The Black Hawks defeated USC 14-13 in 2019’s edition of the rivalry.
“Our players understand the history and importance of this game. I don’t think we will need to provide any more motivation than that,” Junko said.
The Panthers’ roster boasts two dozen seniors, including Ethan Dahlem and David Pantelis. The duo ranked among the top passing connections in the WPIAL last season.
Dahlem accounted for 3,169 total yards of offense – 2,218 through the air and 951 on the ground. Pantelis led the district with 77 receptions for 1,169 yards and 8 touchdowns.
All-Conference punter Ethan Hiester, running back Jaden Keating and wide receiver Mateo Cepulio can also impact the outcome of a game for USC.
“The problem is they have other talented players that can beat you, too,” DeLallo said. “Coach Junko will do a good job of making us defend the entire field. We have to find a way to slow them down and create turnovers.”
USC’s speed of play makes them difficult to defend, DeLallo said.
“Tempo is an issue especially early in the season when it’s hot,” he added. “They wear teams down.”
The BP-USC game was originally scheduled to be played the last Friday in October, but because the WPIAL was forced to revise schedules with a two-week delay in starting training camps and practices, it became the season opener.
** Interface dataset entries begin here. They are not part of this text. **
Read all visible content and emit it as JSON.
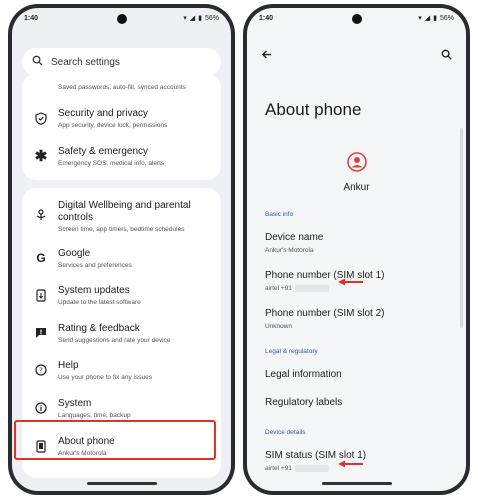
{
  "left_phone": {
    "status": {
      "time": "1:40",
      "battery": "56%"
    },
    "search": {
      "placeholder": "Search settings"
    },
    "partial_item": {
      "subtitle": "Saved passwords, auto-fill, synced accounts"
    },
    "items": [
      {
        "title": "Security and privacy",
        "subtitle": "App security, device lock, permissions",
        "icon": "shield-icon"
      },
      {
        "title": "Safety & emergency",
        "subtitle": "Emergency SOS, medical info, alerts",
        "icon": "asterisk-icon"
      },
      {
        "title": "Digital Wellbeing and parental controls",
        "subtitle": "Screen time, app timers, bedtime schedules",
        "icon": "wellbeing-icon"
      },
      {
        "title": "Google",
        "subtitle": "Services and preferences",
        "icon": "google-icon"
      },
      {
        "title": "System updates",
        "subtitle": "Update to the latest software",
        "icon": "system-update-icon"
      },
      {
        "title": "Rating & feedback",
        "subtitle": "Send suggestions and rate your device",
        "icon": "feedback-icon"
      },
      {
        "title": "Help",
        "subtitle": "Use your phone to fix any issues",
        "icon": "help-icon"
      },
      {
        "title": "System",
        "subtitle": "Languages, time, backup",
        "icon": "info-icon"
      },
      {
        "title": "About phone",
        "subtitle": "Ankur's Motorola",
        "icon": "phone-icon"
      }
    ],
    "highlight_color": "#e0312b"
  },
  "right_phone": {
    "status": {
      "time": "1:40",
      "battery": "56%"
    },
    "title": "About phone",
    "user_name": "Ankur",
    "sections": {
      "basic": "Basic info",
      "legal": "Legal & regulatory",
      "device": "Device details"
    },
    "basic_items": [
      {
        "title": "Device name",
        "subtitle": "Ankur's Motorola"
      },
      {
        "title": "Phone number (SIM slot 1)",
        "subtitle": "airtel +91"
      },
      {
        "title": "Phone number (SIM slot 2)",
        "subtitle": "Unknown"
      }
    ],
    "legal_items": [
      {
        "title": "Legal information"
      },
      {
        "title": "Regulatory labels"
      }
    ],
    "device_items": [
      {
        "title": "SIM status (SIM slot 1)",
        "subtitle": "airtel +91"
      }
    ],
    "accent_color": "#2f5aa8",
    "arrow_color": "#e0312b"
  }
}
“After the change, we really ramped up our conditioning, in anticipation of how fast they play,” DeLallo said. “Of course, defensively, they have almost everybody back, so we have to find a way to move the ball against a well-coached, veteran crew.”
USC, which interecepted 12 passes last season, is led by Pantelis, Dahlem, Keating and Cepullio in the secondary, while Hiester and Luke Banbury at linebacker and Brandon Coe on the line provide pressure up front.
The Panthers’ veteran defense may be problematic for Bethel Park quarterbacks Max Blanc and Jason Nuttridge, who are leading a young Black Hawks offense.
“Bethel Park is a bit of an unknown because they are so young,” Junko said. “They are very well coached and always have their kids ready to play. We were a young team last year and managed to surprise some folks along the way. I am sure Bethel Park has the same plan going into our game. In a game like this I think the team that limits their mistakes will find a way to win it.”
DeLallo said he is looking toward the game against USC to help settle several starting positions following a competitive preseason training camp.
“I think this game will tell us a lot about who will win these jobs,” he said.
While the Panthers’ roster is relatively settled, Junko said he too is looking for his team to build upon a set of competitive preseason practices.
“There is still a high level of competition,” he said. “I love that our younger players are hungry and willing to push our older kids to win a job. In the end, it makes everybody better and gives our practices more life.”